But that’s not what the Court did. Instead, it ruled more narrowly that reckless assaults may qualify as misdemeanor crimes of domestic violence. First, it stated that the “use” of force is not limited to the intentional use of force:
[T]he word “use” does not demand that the person applying force have the purpose or practical certainty that it will cause harm, as compared with the understanding that it is substantially likely to do so. Or, otherwise said, that word is indifferent as to whether the actor has the mental state of intention, knowledge, or recklessness with respect to the harmful consequences of his volitional conduct.
Second, it stated that ruling otherwise would undermine Congress’s intent to prohibit “domestic abusers convicted of garden-variety assault or battery misdemeanors—just like those convicted of felonies—from owning guns”:
Then, as now, a significant majority of jurisdictions—34 States plus the District of Columbia—defined such misdemeanor offenses to include the reckless infliction of bodily harm. . . . So in linking § 922(g)(9) to those laws, Congress must have known it was sweeping in some persons who had engaged in reckless conduct. . . . [Defendants’] reading [would render] § 922(g)(9) broadly inoperative in the 35 jurisdictions with assault laws extending to recklessness.
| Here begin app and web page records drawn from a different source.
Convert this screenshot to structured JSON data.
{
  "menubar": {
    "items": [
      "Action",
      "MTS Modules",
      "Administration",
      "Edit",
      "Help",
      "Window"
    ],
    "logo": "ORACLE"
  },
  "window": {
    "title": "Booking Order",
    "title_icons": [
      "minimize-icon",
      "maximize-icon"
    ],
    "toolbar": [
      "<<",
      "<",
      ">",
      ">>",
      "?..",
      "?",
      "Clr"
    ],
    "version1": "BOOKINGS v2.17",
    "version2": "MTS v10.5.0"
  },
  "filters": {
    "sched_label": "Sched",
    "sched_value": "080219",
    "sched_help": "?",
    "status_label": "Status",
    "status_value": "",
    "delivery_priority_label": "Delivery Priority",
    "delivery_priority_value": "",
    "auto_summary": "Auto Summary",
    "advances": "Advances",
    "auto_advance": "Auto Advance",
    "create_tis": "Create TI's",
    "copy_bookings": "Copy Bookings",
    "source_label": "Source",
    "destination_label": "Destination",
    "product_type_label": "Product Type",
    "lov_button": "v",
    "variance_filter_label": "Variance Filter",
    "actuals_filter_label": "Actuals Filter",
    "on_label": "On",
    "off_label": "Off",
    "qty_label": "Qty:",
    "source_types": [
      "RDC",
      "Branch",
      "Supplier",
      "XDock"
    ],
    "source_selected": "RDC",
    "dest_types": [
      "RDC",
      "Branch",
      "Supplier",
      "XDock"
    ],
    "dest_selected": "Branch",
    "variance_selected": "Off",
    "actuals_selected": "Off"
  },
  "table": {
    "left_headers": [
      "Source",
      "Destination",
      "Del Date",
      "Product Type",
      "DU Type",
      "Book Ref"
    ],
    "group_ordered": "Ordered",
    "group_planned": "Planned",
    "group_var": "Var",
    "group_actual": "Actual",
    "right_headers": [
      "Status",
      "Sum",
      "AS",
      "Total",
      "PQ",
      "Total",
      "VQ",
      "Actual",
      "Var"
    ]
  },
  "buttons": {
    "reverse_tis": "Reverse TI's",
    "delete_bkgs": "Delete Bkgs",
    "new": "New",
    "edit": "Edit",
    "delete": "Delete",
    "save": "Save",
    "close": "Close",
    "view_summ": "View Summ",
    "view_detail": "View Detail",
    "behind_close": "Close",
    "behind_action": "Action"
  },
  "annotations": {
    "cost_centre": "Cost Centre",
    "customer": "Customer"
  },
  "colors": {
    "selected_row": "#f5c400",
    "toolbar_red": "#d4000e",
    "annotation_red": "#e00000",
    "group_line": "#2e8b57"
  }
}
Impact of Voisine on Vinson. Although the Court surely was aware of Vinson, the majority opinion does not cite it and never uses the word “negligence” at any point. It addresses recklessness only, in what I view as almost certainly a conscious avoidance of the negligence issue. Therefore, I don’t think that Voisine overrules Vinson.
However, there is language in Voisine that could be used by federal prosecutors to ask the Fourth Circuit to reconsider Vinson. At times the majority opinion seems to suggest that “use” rules out only “merely accidental” conduct or conduct that is “involuntary.” If that’s the line, then criminal negligence may surpass it. Indeed, the distinction between criminal negligence and recklessness is quite fine. See, e.g., State v. Hefler, 310 N.C. 135 (1984) (“Culpable negligence under the criminal law is such recklessness or carelessness, resulting in injury or death, as imports a thoughtless disregard of consequences or a heedless indifference to the safety and rights of others.”). Furthermore, if there are a number of other jurisdictions that allow assault convictions to be based on criminal negligence – and I don’t know whether there are or not – then the intent-of-Congress argument made by the Voisine majority could also apply.
The bottom line for me is that while Voisine may cast some doubt on Vinson, it doesn’t overrule it. Still, because other circuits may not follow Vinson, and because the Fourth Circuit might reconsider it or the Supreme Court might overrule it, I would never recommend that a person with a North Carolina domestic violence assault conviction possess a firearm. In fact, notwithstanding Vinson, it may be appropriate to provide defendants convicted of domestic violence assaults with form AOC-CR-617, which warns such defendants that “it may be unlawful” for them to possess a firearm and that if they have questions about that, they should consult an attorney.